I love using the energy and enthusiasm that's natural to children. I'm also sneaky about stretching...Read More
They'd all brought dessert. Every last one of them. I'd forgotten to suggest some of them bring appetizers so we had a plethora of sweets. That was the only thing that went wrong, though. Otherwise, the afternoon was wonderful.
I write often about the kids I teach. I don't write as much about the adults. I teach about a dozen adult students, and they are equally rewarding in quite different ways.
Last Sunday I realized that I'd had the pleasure of teaching only one of these performers as a high school student. And even she had been a transfer from my dear friend, Keith Snell. (We should all be that lucky!) All the rest of them came to me as adults. They'd been taught by teachers I'd never met. Teachers who'd taught them about sharps and flats, about making a melody sing and how to play in time. Far more important, though, these teachers fostered a love of music. These adult students, these doctors and engineers, want to make music. They know that they will never find anything else that will give them the same satisfaction.
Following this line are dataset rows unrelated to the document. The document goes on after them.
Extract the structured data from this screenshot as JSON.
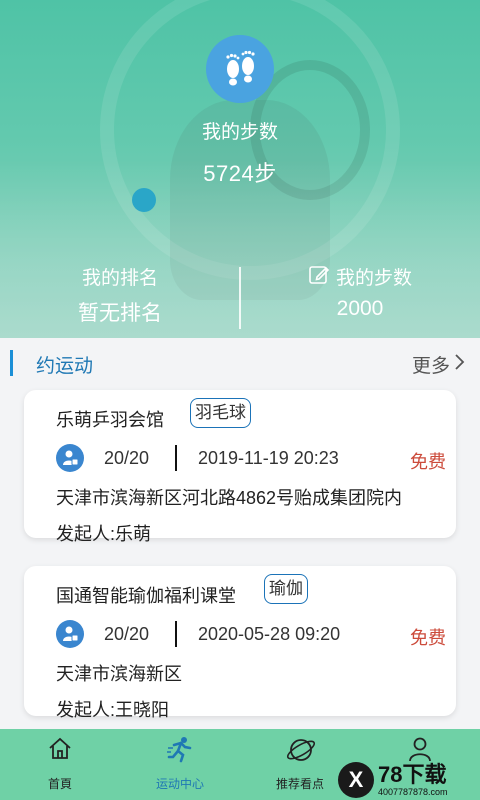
{
  "header": {
    "steps_title": "我的步数",
    "steps_value": "5724步",
    "icon": "footprints-icon",
    "stats": {
      "rank_label": "我的排名",
      "rank_value": "暂无排名",
      "goal_label": "我的步数",
      "goal_value": "2000",
      "goal_icon": "edit-icon"
    }
  },
  "section": {
    "title": "约运动",
    "more_label": "更多"
  },
  "events": [
    {
      "name": "乐萌乒羽会馆",
      "tag": "羽毛球",
      "count": "20/20",
      "datetime": "2019-11-19 20:23",
      "fee": "免费",
      "address": "天津市滨海新区河北路4862号贻成集团院内",
      "initiator": "发起人:乐萌"
    },
    {
      "name": "国通智能瑜伽福利课堂",
      "tag": "瑜伽",
      "count": "20/20",
      "datetime": "2020-05-28 09:20",
      "fee": "免费",
      "address": "天津市滨海新区",
      "initiator": "发起人:王晓阳"
    }
  ],
  "nav": [
    {
      "label": "首頁",
      "icon": "home-icon"
    },
    {
      "label": "运动中心",
      "icon": "running-icon",
      "active": true
    },
    {
      "label": "推荐看点",
      "icon": "planet-icon"
    },
    {
      "label": "",
      "icon": "user-icon"
    }
  ],
  "watermark": {
    "brand": "78下载",
    "phone": "4007787878.com"
  },
  "colors": {
    "accent": "#1f78b4",
    "fee": "#cc4b3b",
    "nav_bg": "#6fd1a6"
  }
}
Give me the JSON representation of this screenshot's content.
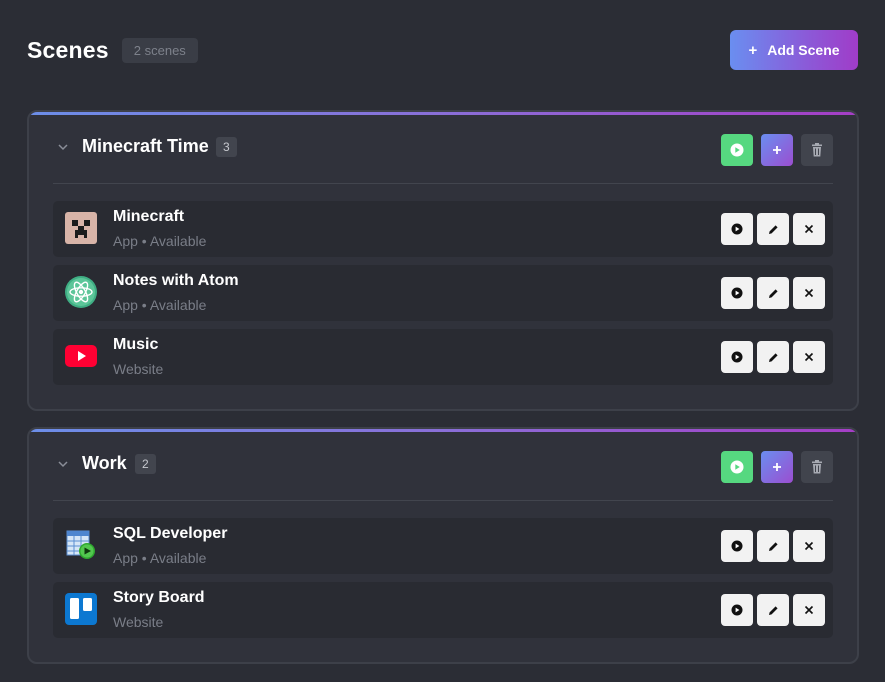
{
  "header": {
    "title": "Scenes",
    "count": "2 scenes",
    "add_label": "Add Scene",
    "add_icon": "+"
  },
  "colors": {
    "background": "#2b2d35",
    "card": "#30323b",
    "item": "#292b32",
    "play_green": "#56d880",
    "gradient_start": "#6a8ef0",
    "gradient_end": "#a03cc8"
  },
  "scenes": [
    {
      "name": "Minecraft Time",
      "count": "3",
      "items": [
        {
          "name": "Minecraft",
          "meta": "App • Available",
          "icon": "minecraft-icon"
        },
        {
          "name": "Notes with Atom",
          "meta": "App • Available",
          "icon": "atom-icon"
        },
        {
          "name": "Music",
          "meta": "Website",
          "icon": "youtube-icon"
        }
      ]
    },
    {
      "name": "Work",
      "count": "2",
      "items": [
        {
          "name": "SQL Developer",
          "meta": "App • Available",
          "icon": "sql-developer-icon"
        },
        {
          "name": "Story Board",
          "meta": "Website",
          "icon": "trello-icon"
        }
      ]
    }
  ]
}
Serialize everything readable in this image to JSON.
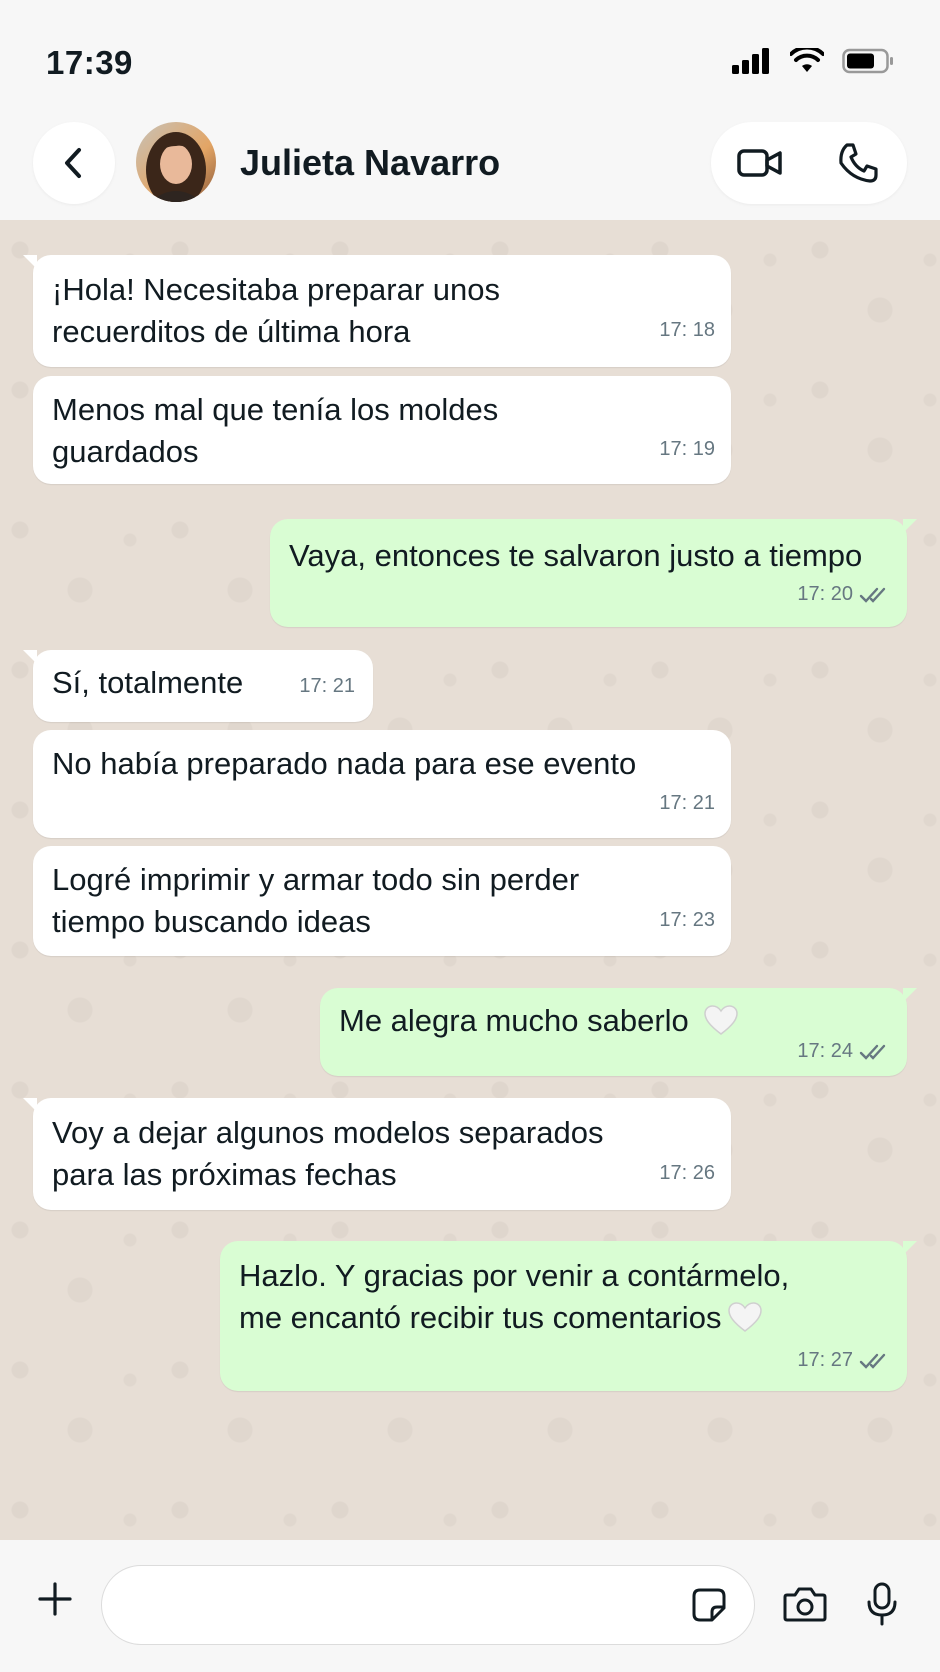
{
  "status_bar": {
    "time": "17:39"
  },
  "header": {
    "contact_name": "Julieta Navarro"
  },
  "messages": [
    {
      "direction": "incoming",
      "lines": [
        "¡Hola! Necesitaba preparar unos",
        "recuerditos de última hora"
      ],
      "time": "17: 18"
    },
    {
      "direction": "incoming",
      "lines": [
        "Menos mal que tenía los moldes",
        "guardados"
      ],
      "time": "17: 19"
    },
    {
      "direction": "outgoing",
      "lines": [
        "Vaya, entonces te salvaron justo a tiempo"
      ],
      "time": "17: 20",
      "read": true
    },
    {
      "direction": "incoming",
      "lines": [
        "Sí, totalmente"
      ],
      "time": "17: 21"
    },
    {
      "direction": "incoming",
      "lines": [
        "No había preparado nada para ese evento"
      ],
      "time": "17: 21"
    },
    {
      "direction": "incoming",
      "lines": [
        "Logré imprimir y armar todo sin perder",
        "tiempo buscando ideas"
      ],
      "time": "17: 23"
    },
    {
      "direction": "outgoing",
      "lines": [
        "Me alegra mucho saberlo"
      ],
      "time": "17: 24",
      "read": true,
      "emoji": "white-heart"
    },
    {
      "direction": "incoming",
      "lines": [
        "Voy a dejar algunos modelos separados",
        "para las próximas fechas"
      ],
      "time": "17: 26"
    },
    {
      "direction": "outgoing",
      "lines": [
        "Hazlo. Y gracias por venir a contármelo,",
        "me encantó recibir tus comentarios"
      ],
      "time": "17: 27",
      "read": true,
      "emoji": "white-heart"
    }
  ],
  "composer": {
    "value": "",
    "placeholder": ""
  },
  "icons": {
    "back": "chevron-left-icon",
    "video": "video-camera-icon",
    "call": "phone-icon",
    "plus": "plus-icon",
    "sticker": "sticker-icon",
    "camera": "camera-icon",
    "mic": "microphone-icon"
  },
  "colors": {
    "incoming_bubble": "#ffffff",
    "outgoing_bubble": "#d9fdd3",
    "chat_background": "#e7ded5",
    "read_ticks": "#667781"
  }
}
The same way to express themselves.
To the teachers out there doing their best every day, remember that what you do is important. It matters.
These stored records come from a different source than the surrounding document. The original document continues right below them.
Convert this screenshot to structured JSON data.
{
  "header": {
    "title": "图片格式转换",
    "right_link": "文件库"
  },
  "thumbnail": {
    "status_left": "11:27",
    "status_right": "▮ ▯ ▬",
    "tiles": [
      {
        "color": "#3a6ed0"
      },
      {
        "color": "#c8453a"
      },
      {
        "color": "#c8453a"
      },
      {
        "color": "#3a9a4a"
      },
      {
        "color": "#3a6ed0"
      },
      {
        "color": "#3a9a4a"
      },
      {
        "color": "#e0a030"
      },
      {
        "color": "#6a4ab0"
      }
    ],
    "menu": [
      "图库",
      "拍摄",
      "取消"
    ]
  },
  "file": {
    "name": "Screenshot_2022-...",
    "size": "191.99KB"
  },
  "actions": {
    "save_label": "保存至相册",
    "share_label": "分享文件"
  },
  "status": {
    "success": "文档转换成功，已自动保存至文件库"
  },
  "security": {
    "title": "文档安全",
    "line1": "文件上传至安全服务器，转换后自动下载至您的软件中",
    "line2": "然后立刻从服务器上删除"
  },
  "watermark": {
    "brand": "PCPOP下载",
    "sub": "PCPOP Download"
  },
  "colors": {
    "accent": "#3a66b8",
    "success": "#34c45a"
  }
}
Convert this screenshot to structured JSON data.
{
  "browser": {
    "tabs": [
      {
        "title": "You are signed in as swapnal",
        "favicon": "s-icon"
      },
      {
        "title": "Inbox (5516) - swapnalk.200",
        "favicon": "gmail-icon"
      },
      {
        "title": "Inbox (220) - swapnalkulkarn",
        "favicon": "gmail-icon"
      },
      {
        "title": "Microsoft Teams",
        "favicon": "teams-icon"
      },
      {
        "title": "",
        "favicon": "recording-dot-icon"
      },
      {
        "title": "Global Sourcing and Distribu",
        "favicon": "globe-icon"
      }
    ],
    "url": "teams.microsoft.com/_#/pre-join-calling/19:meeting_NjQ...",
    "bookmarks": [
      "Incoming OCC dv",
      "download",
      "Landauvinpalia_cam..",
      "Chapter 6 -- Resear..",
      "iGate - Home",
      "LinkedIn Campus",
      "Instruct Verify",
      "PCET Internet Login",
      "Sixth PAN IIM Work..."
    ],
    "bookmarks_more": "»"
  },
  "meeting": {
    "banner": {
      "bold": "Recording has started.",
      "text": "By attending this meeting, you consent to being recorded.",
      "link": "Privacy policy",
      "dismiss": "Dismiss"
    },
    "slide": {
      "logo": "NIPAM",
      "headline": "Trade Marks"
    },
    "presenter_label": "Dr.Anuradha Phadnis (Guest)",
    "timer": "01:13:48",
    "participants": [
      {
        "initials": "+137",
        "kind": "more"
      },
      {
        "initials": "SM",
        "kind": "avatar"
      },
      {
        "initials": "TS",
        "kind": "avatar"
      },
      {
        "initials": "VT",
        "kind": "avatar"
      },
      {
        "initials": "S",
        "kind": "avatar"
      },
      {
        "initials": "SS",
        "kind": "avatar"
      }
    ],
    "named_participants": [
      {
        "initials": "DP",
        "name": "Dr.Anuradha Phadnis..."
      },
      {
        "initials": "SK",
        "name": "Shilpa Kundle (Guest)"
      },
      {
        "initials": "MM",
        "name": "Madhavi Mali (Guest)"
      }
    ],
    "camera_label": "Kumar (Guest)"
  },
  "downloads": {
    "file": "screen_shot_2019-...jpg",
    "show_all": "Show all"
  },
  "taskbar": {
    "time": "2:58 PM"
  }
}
As you watch this video, imagine each of these students is one of the little boys or girls in your studio - all grown up. Maybe it's the girl who makes you want to pull your hair out sometimes. Or the boy who brings a tear to your eye with a beautiful phrase. Because somewhere, five years ago, or fifteen years ago, or sixty years ago (yes, Dave is 84 now and still taking piano lessons!) a teacher taught these musicians that I teach today. And somewhere five years, or twenty years in the future, someone may feel about you just the way I feel about these former teachers.
To those teachers I will never have the pleasure of meeting, I say "Thank you for making music a joyous, meaningful part of these lives. Thank you for teaching."
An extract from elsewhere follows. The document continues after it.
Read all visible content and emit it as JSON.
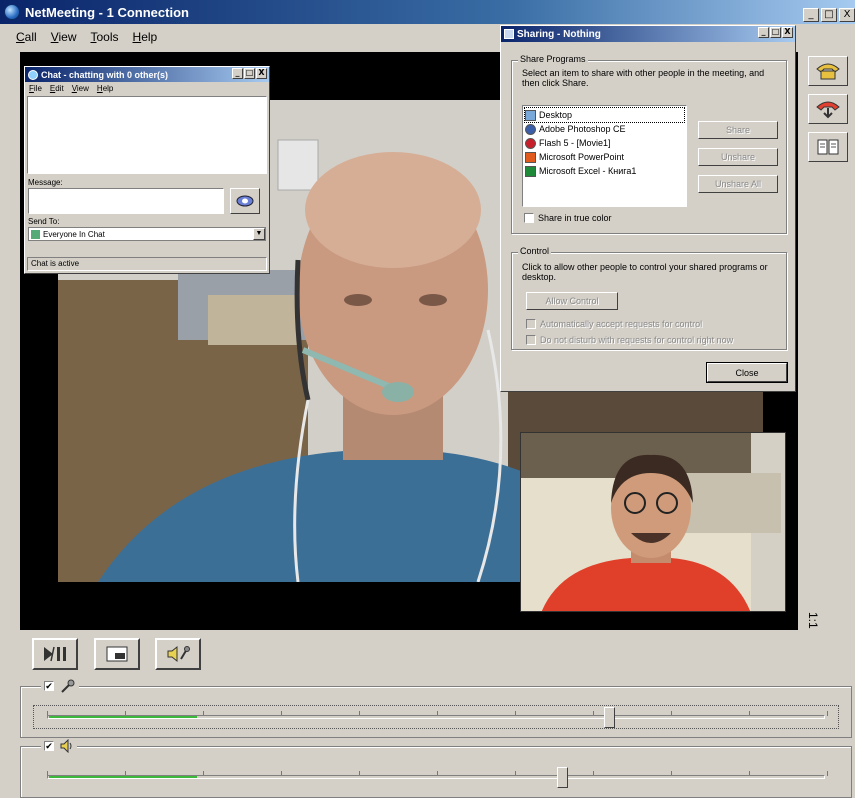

Did you know that almost every piece of standard piano literature has been recorded and is available for instant digital download? Ever wished you had a recording of a piece from the Burgmüller Opus 100, or a single piece from the Anna Magdalena Bach Book? You can have one right now! These recordings are also available on iTunes.
Here are five non-traditional ways to use traditional flashcards:
First, create a small deck of ten cards. You can use any set of notes you like, but it works well to...